In studies done by Mayo Clinic, the American Academy of Pediatrics, and the World Health Organization, it is shown that respecting chosen names and the identity of trans people/trans youth leads to better mental health outcomes. This point specifically is what is so egregious about choosing to disrespect a person’s identity; deciding to be “edgy” and “anti-woke” by blatantly ignoring every study done on trans mental health is one of the most pathetic actions I can think of. You’re not “counter culture,” you’re an asshole. Learn to have compassion, it’ll make you feel a lot better than being bitter and angry about a minority group.
The Importance of Transitioning & Access to Gender-Affirming Care
Micah Evans (They/Them/Theirs) is a Campus Wellbeing Educator here at NDSU. They have personally experienced gender affirming care, as well as the struggles of coming out. Below is their statement about their experience.
Micah’s Statement: “Being able to socially and physically transition improved my quality of life tenfold.
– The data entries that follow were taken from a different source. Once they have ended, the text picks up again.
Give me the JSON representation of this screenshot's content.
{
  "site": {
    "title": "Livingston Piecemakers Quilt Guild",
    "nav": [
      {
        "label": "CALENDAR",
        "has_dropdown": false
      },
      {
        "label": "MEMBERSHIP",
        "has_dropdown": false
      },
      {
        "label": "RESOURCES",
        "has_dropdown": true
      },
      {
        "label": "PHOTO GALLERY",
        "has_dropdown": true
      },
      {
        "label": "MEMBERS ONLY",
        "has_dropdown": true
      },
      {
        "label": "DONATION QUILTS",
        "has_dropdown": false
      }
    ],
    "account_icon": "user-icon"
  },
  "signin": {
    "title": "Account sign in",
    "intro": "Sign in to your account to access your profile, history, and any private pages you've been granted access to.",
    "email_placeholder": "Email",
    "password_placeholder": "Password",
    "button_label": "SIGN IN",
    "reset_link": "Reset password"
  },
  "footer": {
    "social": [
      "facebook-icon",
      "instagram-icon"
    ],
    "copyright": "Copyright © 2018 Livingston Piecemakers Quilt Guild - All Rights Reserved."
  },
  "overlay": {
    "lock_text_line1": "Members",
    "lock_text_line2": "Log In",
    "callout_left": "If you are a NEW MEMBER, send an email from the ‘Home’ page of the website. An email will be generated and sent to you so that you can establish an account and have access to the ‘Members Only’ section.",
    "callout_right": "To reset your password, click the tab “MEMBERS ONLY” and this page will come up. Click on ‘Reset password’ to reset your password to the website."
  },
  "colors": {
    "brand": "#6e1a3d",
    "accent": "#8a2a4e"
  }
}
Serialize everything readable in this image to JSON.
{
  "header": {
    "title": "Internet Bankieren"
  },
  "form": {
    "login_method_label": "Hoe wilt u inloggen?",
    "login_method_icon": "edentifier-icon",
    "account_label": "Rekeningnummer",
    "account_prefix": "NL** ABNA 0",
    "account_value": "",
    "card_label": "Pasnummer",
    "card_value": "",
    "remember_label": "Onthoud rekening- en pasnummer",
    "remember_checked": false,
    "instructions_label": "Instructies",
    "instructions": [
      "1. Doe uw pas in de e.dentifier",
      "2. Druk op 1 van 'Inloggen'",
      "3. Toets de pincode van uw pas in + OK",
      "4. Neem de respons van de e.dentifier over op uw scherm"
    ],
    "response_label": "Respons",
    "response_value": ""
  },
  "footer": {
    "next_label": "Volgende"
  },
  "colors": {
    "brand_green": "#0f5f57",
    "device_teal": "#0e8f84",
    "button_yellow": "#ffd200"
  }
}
I’m from a very small conservative town and knew that publicly transitioning while still living there would not be safe for me. Now that I am able to live in a relatively supportive and accepting place like Fargo, and having met my friends who are my biggest supporters and cheerleaders, I finally feel safe in my trans identity. Before I transitioned, I never felt at home in my body; who I saw in the mirror was not the person I was inside. I didn’t feel connected to my given name, and did not associate myself with any of the expected traits of my assigned gender at birth (AGAB). Being able to start hormone therapy and use my preferred name and pronouns after graduating and moving here was an extremely liberating experience and one I still get bursts of joy from. It is my genuine dying wish to see every trans kid get to live their lives full of the peace I feel now. My feeling of safety and security in my own body is a direct result of being provided access to gender affirming care, and the fact that I was able to safely transition in a space where I was being supported.”
The rate of people who transition actually regretting the process is around 1%. Of people that do detransition, many do so because of the financial burden of fully transitioning, while others choose to stop transitioning because of a lack of acceptance from those around them. HRT and puberty blockers are shown to be safe and effective forms of gender affirming care for trans people, and they have the right to access them. Transitioning is highly important, and all trans people should have the right to live their lives as their authentic selves.
How to Participate in Trans Awareness Week
There are many ways to participate in this week! First of all, the Campus Wellbeing Educators will be tabling in the Memorial Union and handing out some fun trans awareness stickers and buttons. You can also visit the LGBTQIA+ Resource Room in MU for access to even more resources and trinkets.
You can also show support by adding your own pronouns to your email signature, social media bio, or adding a pin to your backpack! Yes, pronouns matter even if you are cisgender, because it helps to show support for people who have/are transitioning!
The past few years of unrelenting media attacks and legislation has made life harder for trans and gender nonconforming folks than it ought to be. It is important now more than ever to show our unrelenting support and love for transgender people. Listen to trans stories and experiences, and find out what you can do to support and uplift trans people in your community.